With total sales of over a million, the W168 Mercedes A-Class is possibly the best selling flop ever. We chart its fall.
The 2012 announcement of Mercedes’ third-generation A-Class and its radical re-alignment in ethos and market position has been seen by most observers as as an expedient business decision based upon 15 torrid years in the compact car game. While for the most part Daimler’s U-turn has elicited little criticism, it could equally be regarded as a sign that Mercedes has conclusively lost the argument.
The ’97 A-Class is a fascinating study as much for what it was as what it represented, charting the loss of influence wielded by Mercedes’ once dominant engineering function. Ultimately though, it illustrates the limits to which a prestige brand can realistically be stretched.

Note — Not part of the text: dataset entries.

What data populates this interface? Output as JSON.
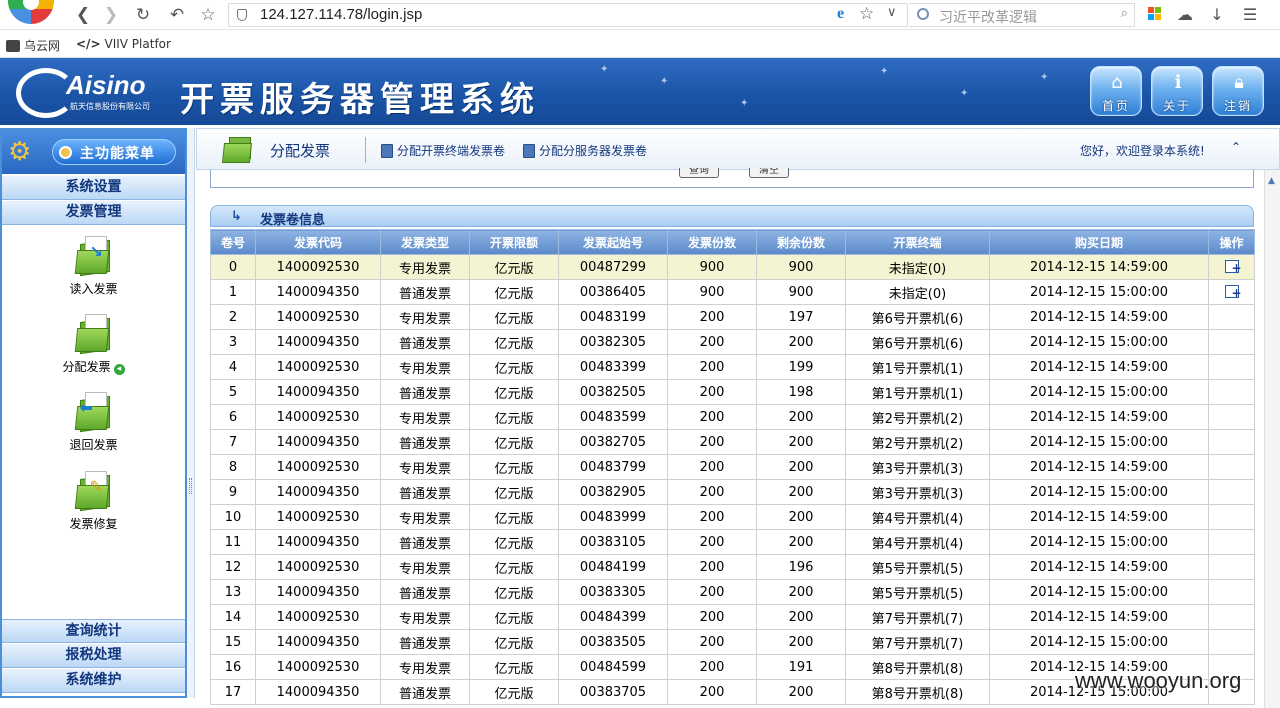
{
  "browser": {
    "url": "124.127.114.78/login.jsp",
    "search_placeholder": "习近平改革逻辑",
    "bookmarks": [
      {
        "label": "乌云网"
      },
      {
        "label": "VIIV Platfor",
        "prefix": "</>"
      }
    ]
  },
  "header": {
    "brand": "Aisino",
    "brand_sub": "航天信息股份有限公司",
    "title": "开票服务器管理系统",
    "buttons": [
      {
        "label": "首页",
        "icon": "home-icon"
      },
      {
        "label": "关于",
        "icon": "info-icon"
      },
      {
        "label": "注销",
        "icon": "lock-icon"
      }
    ]
  },
  "sidebar": {
    "menu_title": "主功能菜单",
    "top_sections": [
      "系统设置",
      "发票管理"
    ],
    "items": [
      {
        "label": "读入发票",
        "icon": "read-invoice-folder-icon"
      },
      {
        "label": "分配发票",
        "icon": "assign-invoice-folder-icon",
        "active": true
      },
      {
        "label": "退回发票",
        "icon": "return-invoice-folder-icon"
      },
      {
        "label": "发票修复",
        "icon": "repair-invoice-folder-icon"
      }
    ],
    "bottom_sections": [
      "查询统计",
      "报税处理",
      "系统维护"
    ]
  },
  "toolbar": {
    "title": "分配发票",
    "links": [
      "分配开票终端发票卷",
      "分配分服务器发票卷"
    ],
    "welcome": "您好，欢迎登录本系统!",
    "collapse": "⌃"
  },
  "query": {
    "buttons": [
      "查询",
      "清空"
    ]
  },
  "section": {
    "title": "发票卷信息"
  },
  "table": {
    "columns": [
      "卷号",
      "发票代码",
      "发票类型",
      "开票限额",
      "发票起始号",
      "发票份数",
      "剩余份数",
      "开票终端",
      "购买日期",
      "操作"
    ],
    "rows": [
      [
        "0",
        "1400092530",
        "专用发票",
        "亿元版",
        "00487299",
        "900",
        "900",
        "未指定(0)",
        "2014-12-15 14:59:00",
        "op"
      ],
      [
        "1",
        "1400094350",
        "普通发票",
        "亿元版",
        "00386405",
        "900",
        "900",
        "未指定(0)",
        "2014-12-15 15:00:00",
        "op"
      ],
      [
        "2",
        "1400092530",
        "专用发票",
        "亿元版",
        "00483199",
        "200",
        "197",
        "第6号开票机(6)",
        "2014-12-15 14:59:00",
        ""
      ],
      [
        "3",
        "1400094350",
        "普通发票",
        "亿元版",
        "00382305",
        "200",
        "200",
        "第6号开票机(6)",
        "2014-12-15 15:00:00",
        ""
      ],
      [
        "4",
        "1400092530",
        "专用发票",
        "亿元版",
        "00483399",
        "200",
        "199",
        "第1号开票机(1)",
        "2014-12-15 14:59:00",
        ""
      ],
      [
        "5",
        "1400094350",
        "普通发票",
        "亿元版",
        "00382505",
        "200",
        "198",
        "第1号开票机(1)",
        "2014-12-15 15:00:00",
        ""
      ],
      [
        "6",
        "1400092530",
        "专用发票",
        "亿元版",
        "00483599",
        "200",
        "200",
        "第2号开票机(2)",
        "2014-12-15 14:59:00",
        ""
      ],
      [
        "7",
        "1400094350",
        "普通发票",
        "亿元版",
        "00382705",
        "200",
        "200",
        "第2号开票机(2)",
        "2014-12-15 15:00:00",
        ""
      ],
      [
        "8",
        "1400092530",
        "专用发票",
        "亿元版",
        "00483799",
        "200",
        "200",
        "第3号开票机(3)",
        "2014-12-15 14:59:00",
        ""
      ],
      [
        "9",
        "1400094350",
        "普通发票",
        "亿元版",
        "00382905",
        "200",
        "200",
        "第3号开票机(3)",
        "2014-12-15 15:00:00",
        ""
      ],
      [
        "10",
        "1400092530",
        "专用发票",
        "亿元版",
        "00483999",
        "200",
        "200",
        "第4号开票机(4)",
        "2014-12-15 14:59:00",
        ""
      ],
      [
        "11",
        "1400094350",
        "普通发票",
        "亿元版",
        "00383105",
        "200",
        "200",
        "第4号开票机(4)",
        "2014-12-15 15:00:00",
        ""
      ],
      [
        "12",
        "1400092530",
        "专用发票",
        "亿元版",
        "00484199",
        "200",
        "196",
        "第5号开票机(5)",
        "2014-12-15 14:59:00",
        ""
      ],
      [
        "13",
        "1400094350",
        "普通发票",
        "亿元版",
        "00383305",
        "200",
        "200",
        "第5号开票机(5)",
        "2014-12-15 15:00:00",
        ""
      ],
      [
        "14",
        "1400092530",
        "专用发票",
        "亿元版",
        "00484399",
        "200",
        "200",
        "第7号开票机(7)",
        "2014-12-15 14:59:00",
        ""
      ],
      [
        "15",
        "1400094350",
        "普通发票",
        "亿元版",
        "00383505",
        "200",
        "200",
        "第7号开票机(7)",
        "2014-12-15 15:00:00",
        ""
      ],
      [
        "16",
        "1400092530",
        "专用发票",
        "亿元版",
        "00484599",
        "200",
        "191",
        "第8号开票机(8)",
        "2014-12-15 14:59:00",
        ""
      ],
      [
        "17",
        "1400094350",
        "普通发票",
        "亿元版",
        "00383705",
        "200",
        "200",
        "第8号开票机(8)",
        "2014-12-15 15:00:00",
        ""
      ]
    ],
    "highlight_row": 0
  },
  "watermark": "www.wooyun.org"
}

Under the leadership of Jürgen Hubbert, Daimler-Benz embarked on what’s best described as a cultural revolution. Having made its name with generations of imperious, rational and expensively engineered saloons, Hübbert saw aggressive market expansion to be where Mercedes’ star should henceforth point. Small cars were nothing new at Stuttgart-Untertürkheim. Engineers had already successfully downsized the traditional full-sized saloon with the masterful 1983 W201 series, but a switch to a front-wheel drive hatchback still appeared unthinkable.

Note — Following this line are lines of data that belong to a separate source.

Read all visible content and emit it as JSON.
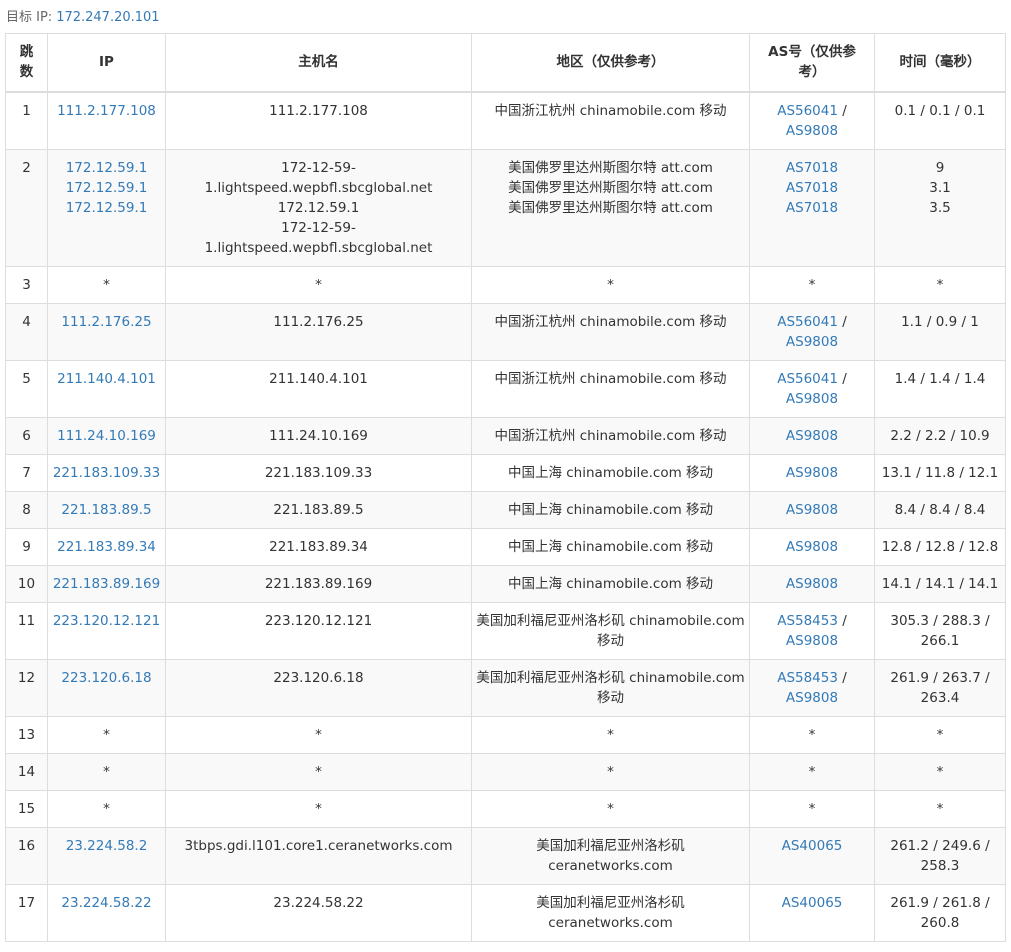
{
  "target": {
    "label": "目标 IP:",
    "ip": "172.247.20.101"
  },
  "colors": {
    "link": "#337ab7",
    "text": "#333333",
    "border": "#dddddd",
    "zebra": "#f9f9f9"
  },
  "table": {
    "headers": {
      "hop": "跳数",
      "ip": "IP",
      "hostname": "主机名",
      "region": "地区（仅供参考）",
      "as": "AS号（仅供参考）",
      "time": "时间（毫秒）"
    },
    "rows": [
      {
        "hop": "1",
        "ips": [
          "111.2.177.108"
        ],
        "hosts": [
          "111.2.177.108"
        ],
        "regions": [
          "中国浙江杭州 chinamobile.com 移动"
        ],
        "as": [
          [
            "AS56041",
            "AS9808"
          ]
        ],
        "times": [
          "0.1 / 0.1 / 0.1"
        ]
      },
      {
        "hop": "2",
        "ips": [
          "172.12.59.1",
          "172.12.59.1",
          "172.12.59.1"
        ],
        "hosts": [
          "172-12-59-1.lightspeed.wepbfl.sbcglobal.net",
          "172.12.59.1",
          "172-12-59-1.lightspeed.wepbfl.sbcglobal.net"
        ],
        "regions": [
          "美国佛罗里达州斯图尔特 att.com",
          "美国佛罗里达州斯图尔特 att.com",
          "美国佛罗里达州斯图尔特 att.com"
        ],
        "as": [
          [
            "AS7018"
          ],
          [
            "AS7018"
          ],
          [
            "AS7018"
          ]
        ],
        "times": [
          "9",
          "3.1",
          "3.5"
        ]
      },
      {
        "hop": "3",
        "ips": [
          "*"
        ],
        "hosts": [
          "*"
        ],
        "regions": [
          "*"
        ],
        "as": [
          [
            "*"
          ]
        ],
        "times": [
          "*"
        ]
      },
      {
        "hop": "4",
        "ips": [
          "111.2.176.25"
        ],
        "hosts": [
          "111.2.176.25"
        ],
        "regions": [
          "中国浙江杭州 chinamobile.com 移动"
        ],
        "as": [
          [
            "AS56041",
            "AS9808"
          ]
        ],
        "times": [
          "1.1 / 0.9 / 1"
        ]
      },
      {
        "hop": "5",
        "ips": [
          "211.140.4.101"
        ],
        "hosts": [
          "211.140.4.101"
        ],
        "regions": [
          "中国浙江杭州 chinamobile.com 移动"
        ],
        "as": [
          [
            "AS56041",
            "AS9808"
          ]
        ],
        "times": [
          "1.4 / 1.4 / 1.4"
        ]
      },
      {
        "hop": "6",
        "ips": [
          "111.24.10.169"
        ],
        "hosts": [
          "111.24.10.169"
        ],
        "regions": [
          "中国浙江杭州 chinamobile.com 移动"
        ],
        "as": [
          [
            "AS9808"
          ]
        ],
        "times": [
          "2.2 / 2.2 / 10.9"
        ]
      },
      {
        "hop": "7",
        "ips": [
          "221.183.109.33"
        ],
        "hosts": [
          "221.183.109.33"
        ],
        "regions": [
          "中国上海 chinamobile.com 移动"
        ],
        "as": [
          [
            "AS9808"
          ]
        ],
        "times": [
          "13.1 / 11.8 / 12.1"
        ]
      },
      {
        "hop": "8",
        "ips": [
          "221.183.89.5"
        ],
        "hosts": [
          "221.183.89.5"
        ],
        "regions": [
          "中国上海 chinamobile.com 移动"
        ],
        "as": [
          [
            "AS9808"
          ]
        ],
        "times": [
          "8.4 / 8.4 / 8.4"
        ]
      },
      {
        "hop": "9",
        "ips": [
          "221.183.89.34"
        ],
        "hosts": [
          "221.183.89.34"
        ],
        "regions": [
          "中国上海 chinamobile.com 移动"
        ],
        "as": [
          [
            "AS9808"
          ]
        ],
        "times": [
          "12.8 / 12.8 / 12.8"
        ]
      },
      {
        "hop": "10",
        "ips": [
          "221.183.89.169"
        ],
        "hosts": [
          "221.183.89.169"
        ],
        "regions": [
          "中国上海 chinamobile.com 移动"
        ],
        "as": [
          [
            "AS9808"
          ]
        ],
        "times": [
          "14.1 / 14.1 / 14.1"
        ]
      },
      {
        "hop": "11",
        "ips": [
          "223.120.12.121"
        ],
        "hosts": [
          "223.120.12.121"
        ],
        "regions": [
          "美国加利福尼亚州洛杉矶 chinamobile.com 移动"
        ],
        "as": [
          [
            "AS58453",
            "AS9808"
          ]
        ],
        "times": [
          "305.3 / 288.3 / 266.1"
        ]
      },
      {
        "hop": "12",
        "ips": [
          "223.120.6.18"
        ],
        "hosts": [
          "223.120.6.18"
        ],
        "regions": [
          "美国加利福尼亚州洛杉矶 chinamobile.com 移动"
        ],
        "as": [
          [
            "AS58453",
            "AS9808"
          ]
        ],
        "times": [
          "261.9 / 263.7 / 263.4"
        ]
      },
      {
        "hop": "13",
        "ips": [
          "*"
        ],
        "hosts": [
          "*"
        ],
        "regions": [
          "*"
        ],
        "as": [
          [
            "*"
          ]
        ],
        "times": [
          "*"
        ]
      },
      {
        "hop": "14",
        "ips": [
          "*"
        ],
        "hosts": [
          "*"
        ],
        "regions": [
          "*"
        ],
        "as": [
          [
            "*"
          ]
        ],
        "times": [
          "*"
        ]
      },
      {
        "hop": "15",
        "ips": [
          "*"
        ],
        "hosts": [
          "*"
        ],
        "regions": [
          "*"
        ],
        "as": [
          [
            "*"
          ]
        ],
        "times": [
          "*"
        ]
      },
      {
        "hop": "16",
        "ips": [
          "23.224.58.2"
        ],
        "hosts": [
          "3tbps.gdi.l101.core1.ceranetworks.com"
        ],
        "regions": [
          "美国加利福尼亚州洛杉矶 ceranetworks.com"
        ],
        "as": [
          [
            "AS40065"
          ]
        ],
        "times": [
          "261.2 / 249.6 / 258.3"
        ]
      },
      {
        "hop": "17",
        "ips": [
          "23.224.58.22"
        ],
        "hosts": [
          "23.224.58.22"
        ],
        "regions": [
          "美国加利福尼亚州洛杉矶 ceranetworks.com"
        ],
        "as": [
          [
            "AS40065"
          ]
        ],
        "times": [
          "261.9 / 261.8 / 260.8"
        ]
      }
    ]
  }
}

With passenger safety a prime concern, engineers adopted a technically intriguing solution to crash performance, interior space and the potential for future electrification. Befitting their heritage, the twin-floor solution was elaborate, well-wrought and expensive. It also allowed for a more compact footprint. Hubbert approved the design, displaying the core principles in the 1993 Vision-A concept.
Launched to an largely unprepared world in 1997, the W168 A-Class elicited little awe, but plenty of shock. Short, stubby and rather upright, it was about as definitive a departure from three pointed norms imaginable. Famed for their sober, conservative and expensively engineered saloons, A-Class was a giant step into the unknown.

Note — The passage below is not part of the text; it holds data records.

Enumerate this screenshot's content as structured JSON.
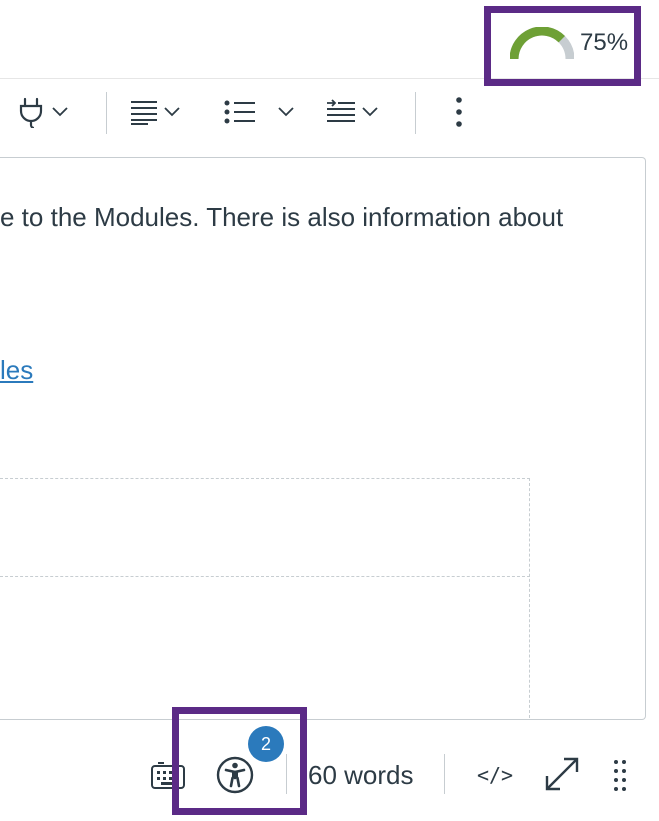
{
  "header": {
    "score": "75%",
    "score_level": 0.75,
    "score_color": "#6ea035"
  },
  "toolbar": {
    "items": [
      {
        "icon": "plug-icon"
      },
      {
        "icon": "align-icon"
      },
      {
        "icon": "list-icon"
      },
      {
        "icon": "indent-icon"
      },
      {
        "icon": "more-icon"
      }
    ]
  },
  "editor": {
    "paragraph": "e to the Modules. There is also information about",
    "link_text": "les"
  },
  "statusbar": {
    "a11y_issue_count": "2",
    "word_count": "60 words",
    "code_label": "</>"
  },
  "colors": {
    "highlight": "#5b2a86",
    "accent": "#2b7abc",
    "gauge_track": "#c7cdd1"
  }
}
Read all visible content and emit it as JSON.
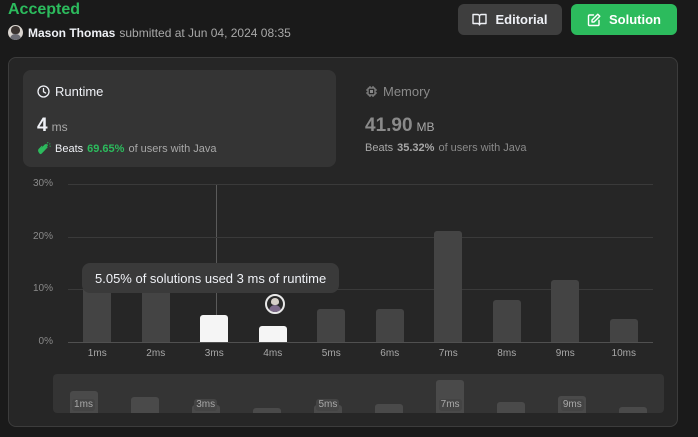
{
  "submission": {
    "status": "Accepted",
    "username": "Mason Thomas",
    "submitted_text": "submitted at Jun 04, 2024 08:35"
  },
  "buttons": {
    "editorial": "Editorial",
    "solution": "Solution"
  },
  "runtime": {
    "title": "Runtime",
    "value": "4",
    "unit": "ms",
    "beats_label": "Beats",
    "beats_pct": "69.65%",
    "beats_suffix": "of users with Java"
  },
  "memory": {
    "title": "Memory",
    "value": "41.90",
    "unit": "MB",
    "beats_label": "Beats",
    "beats_pct": "35.32%",
    "beats_suffix": "of users with Java"
  },
  "tooltip": "5.05% of solutions used 3 ms of runtime",
  "colors": {
    "accent": "#2cbb5d",
    "bar": "#444444",
    "bar_highlight": "#f5f5f5"
  },
  "chart_data": {
    "type": "bar",
    "y_ticks": [
      "30%",
      "20%",
      "10%",
      "0%"
    ],
    "ylim": [
      0,
      30
    ],
    "categories": [
      "1ms",
      "2ms",
      "3ms",
      "4ms",
      "5ms",
      "6ms",
      "7ms",
      "8ms",
      "9ms",
      "10ms"
    ],
    "values": [
      10.5,
      10.5,
      5.05,
      3.0,
      6.3,
      6.3,
      21.0,
      8.0,
      11.8,
      4.4
    ],
    "highlighted": [
      "3ms",
      "4ms"
    ],
    "overview": {
      "values": [
        2.5,
        1.9,
        0.9,
        0.6,
        0.9,
        1.0,
        3.8,
        1.3,
        2.0,
        0.7
      ],
      "labels": [
        "1ms",
        "",
        "3ms",
        "",
        "5ms",
        "",
        "7ms",
        "",
        "9ms",
        ""
      ]
    }
  }
}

Its front wheel drive chassis and twin floor construction raised eyebrows while its compact dimensions straddled super-mini and Golf sectors. But ungainly can be influential; its sharply rising daylight opening providing the template for every small to medium hatchback that followed.
Coupled to confusion over its specification, positioning and appearance was the fact that its very existence aroused a bitter civil war within the domestic industry. Ferdinand Piëch, Volkswagen/Audi’s autocratic Chairman was reportedly so incensed by Hubbert’s perceived encroachment on the Golf’s home turf, he declared total war upon Mercedes’ core market.
Intended to introduce the marque to a younger audience, market projections proved misleading; Mercedes’ traditional sober image blunting the A-Class’ youth appeal. Traditional customers were repelled by its appearance and the wider market found it difficult to pigeon-hole, owing to its compact dimensions and price. Like the earlier 190 Saloon, the A-Class was a car to trade down to, purchased mostly by retirees rather than unfaithful Golf owners. Lacking sufficient customer intelligence, Mercedes was perhaps over-confident. So despite selling in excess of a million cars, Daimler lost a total of over €2.5 billion on the W168 programme.
It’s difficult to view the A-Class as anything other than a colossal error of judgement by a complacent Daimler management. Hubbert gambled the enormous cachet of the three pointed star with a car that failed to deliver on marque values, debasing Mercedes image, squandering €billions and diverting hundreds of engineers. The same engineers who were subsequently blamed for the car’s failings and whose demotion within the Daimler-Benz hierarchy is now plain to read.
Seventeen years and a complete volte-face later and the current W176 A-Class is now unashamedly a Golf rival. Having ignominiously cut their losses, the current ‘A’ is shriekingly conventional, expressive body creasing notwithstanding. Daimler bosses are projecting the current model will just about make a profit – only the slimmest margins being available at this jagged edge of the volume car market.
‘Your good star of the road’: This old Mercedes-Benz advertising tag-line, offered a reassuring image of an unchanging and unchangeable ethos of doing things correctly. For decades, Mercedes encapsulated these values of continuity and incremental change, but that’s all gone now. Because make no mistake, the Three Pointed Star is now a mainstream volume brand, and lest anyone forget, it all began with an A.